Hepatitis C

Fast facts

  • Transmitted by blood and percutaneous transfer.
  • Sexual transmission and perinatal transmission are uncommon.
  • In acute infection most people are asymptomatic, but about 75 percent will become chronically infected.
  • Chronic hepatitis C virus (HCV) infections carry a high risk of liver damage, cirrhosis, and liver cancer (hepatocellular cancer – HCC).
  • HCV is slowly progressive but excess alcohol intake and co-infection (with hepatitis B or HIV) speed this up.
  • Treatment is more effective if given early.
  • HCV is curable – with the newer direct-acting antivirals (DAAs) up to 95 percent of patients are cured (sustained virological response – SVR).

What is hepatitis C?

Hepatitis C is a blood-borne virus which infects the liver and can cause inflammation. Hepatitis C virus (HCV) is curable but damage to the liver will increase over time if the infection is untreated. Hepatitis A, B, D and E viruses also infect the liver.

Infection with the hepatitis C virus is often not noticeable in the first months because in most cases people don't have symptoms or feel sick. After this, levels of the virus can rise until the body's immune system produces antibodies to help attack the virus. In some people, this is enough to clear the body of the virus. A blood test which shows antibodies but no virus (negative PCR test) means past infection has now cleared.

For around 75 percent of people, infection with hepatitis C continues as chronic illness. Everyone responds differently to hepatitis C and some have more severe effects on the liver than others. Others may never experience any symptoms and it may take many years for scarring or permanent damage of the liver to occur.

Chronic hepatitis C

  • More than 250,000 Australians have the hepatitis C virus resulting in up to 630 deaths from liver cancer and liver failure each year.
  • Around 25 percent of people will clear the virus naturally in the first year.
  • For the remaining 75 per cent of people the infection continues - if not treated - for the rest of their lives. This is called chronic or long-term hepatitis C.
  • Unlike many other diseases which produce immunity after you're infected, hepatitis C doesn't provide immunity after clearing or treating the virus.
  • Infection can occur again (re-infection) following repeated exposure. 

Most people with hepatitis C do not get serious disease or die from their infection. There are many factors that impact on how a person is affected by or experiences hepatitis C. These include gender, age when infected, obesity, alcohol use, and other infections, such as hepatitis B or HIV.

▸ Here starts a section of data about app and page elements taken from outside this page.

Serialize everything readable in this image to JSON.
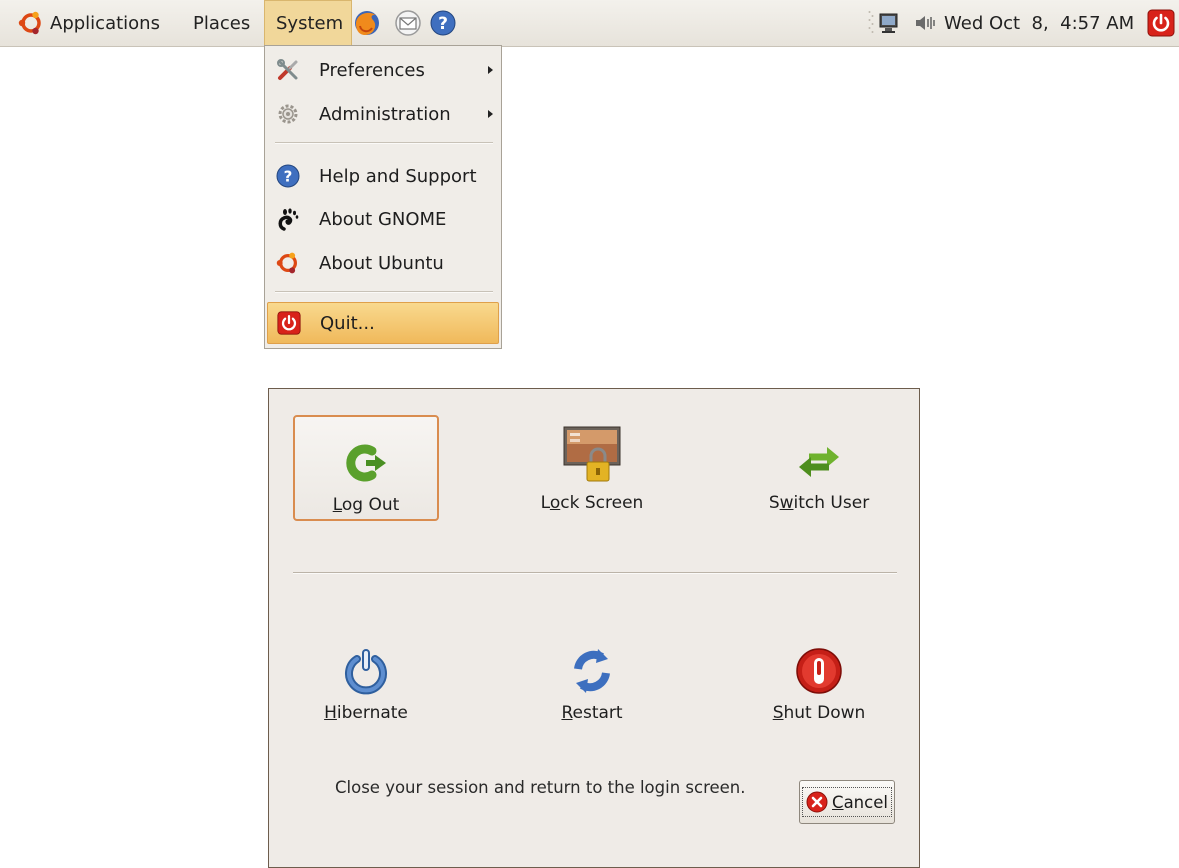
{
  "panel": {
    "menus": [
      {
        "label": "Applications",
        "icon": "ubuntu-logo-icon"
      },
      {
        "label": "Places"
      },
      {
        "label": "System"
      }
    ],
    "launchers": [
      "firefox-icon",
      "mail-icon",
      "help-icon"
    ],
    "tray": [
      "network-icon",
      "volume-icon"
    ],
    "clock": "Wed Oct  8,  4:57 AM",
    "power_icon": "power-icon"
  },
  "system_menu": {
    "items": [
      {
        "label": "Preferences",
        "icon": "preferences-icon",
        "submenu": true
      },
      {
        "label": "Administration",
        "icon": "administration-icon",
        "submenu": true
      },
      {
        "label": "Help and Support",
        "icon": "help-icon"
      },
      {
        "label": "About GNOME",
        "icon": "gnome-foot-icon"
      },
      {
        "label": "About Ubuntu",
        "icon": "ubuntu-logo-icon"
      },
      {
        "label": "Quit...",
        "icon": "quit-icon",
        "highlighted": true
      }
    ]
  },
  "dialog": {
    "actions": [
      {
        "pre": "",
        "ul": "L",
        "post": "og Out",
        "icon": "log-out-icon",
        "selected": true
      },
      {
        "pre": "L",
        "ul": "o",
        "post": "ck Screen",
        "icon": "lock-screen-icon"
      },
      {
        "pre": "S",
        "ul": "w",
        "post": "itch User",
        "icon": "switch-user-icon"
      },
      {
        "pre": "",
        "ul": "H",
        "post": "ibernate",
        "icon": "hibernate-icon"
      },
      {
        "pre": "",
        "ul": "R",
        "post": "estart",
        "icon": "restart-icon"
      },
      {
        "pre": "",
        "ul": "S",
        "post": "hut Down",
        "icon": "shut-down-icon"
      }
    ],
    "description": "Close your session and return to the login screen.",
    "cancel": {
      "ul": "C",
      "post": "ancel",
      "icon": "cancel-icon"
    }
  },
  "colors": {
    "panel_bg": "#e9e5de",
    "menu_bg": "#f0ede8",
    "highlight": "#f0b95b",
    "dialog_bg": "#efebe7",
    "selected_border": "#d98c4f"
  }
}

  • There are several different 'families' of the hepatitis C virus called ‘genotypes.’ They have slightly different RNA or genetic make-up.
  • There are thought to be at least six different genotypes of hepatitis C in Australia, numbered 1 to 6. Different subgroups of these are called 1a, 1b and so on.
  • The most common genotypes found in Australia are genotype 1 (54 percent), genotype 3 (36 percent) and genotype 2 (6 percent). Fortunately, these genotypes also have the highest chance of cure with treatment (around 95 percent).
  • Genotypes 4 to 6, while uncommon in Australia, still have cure rates over 90 percent.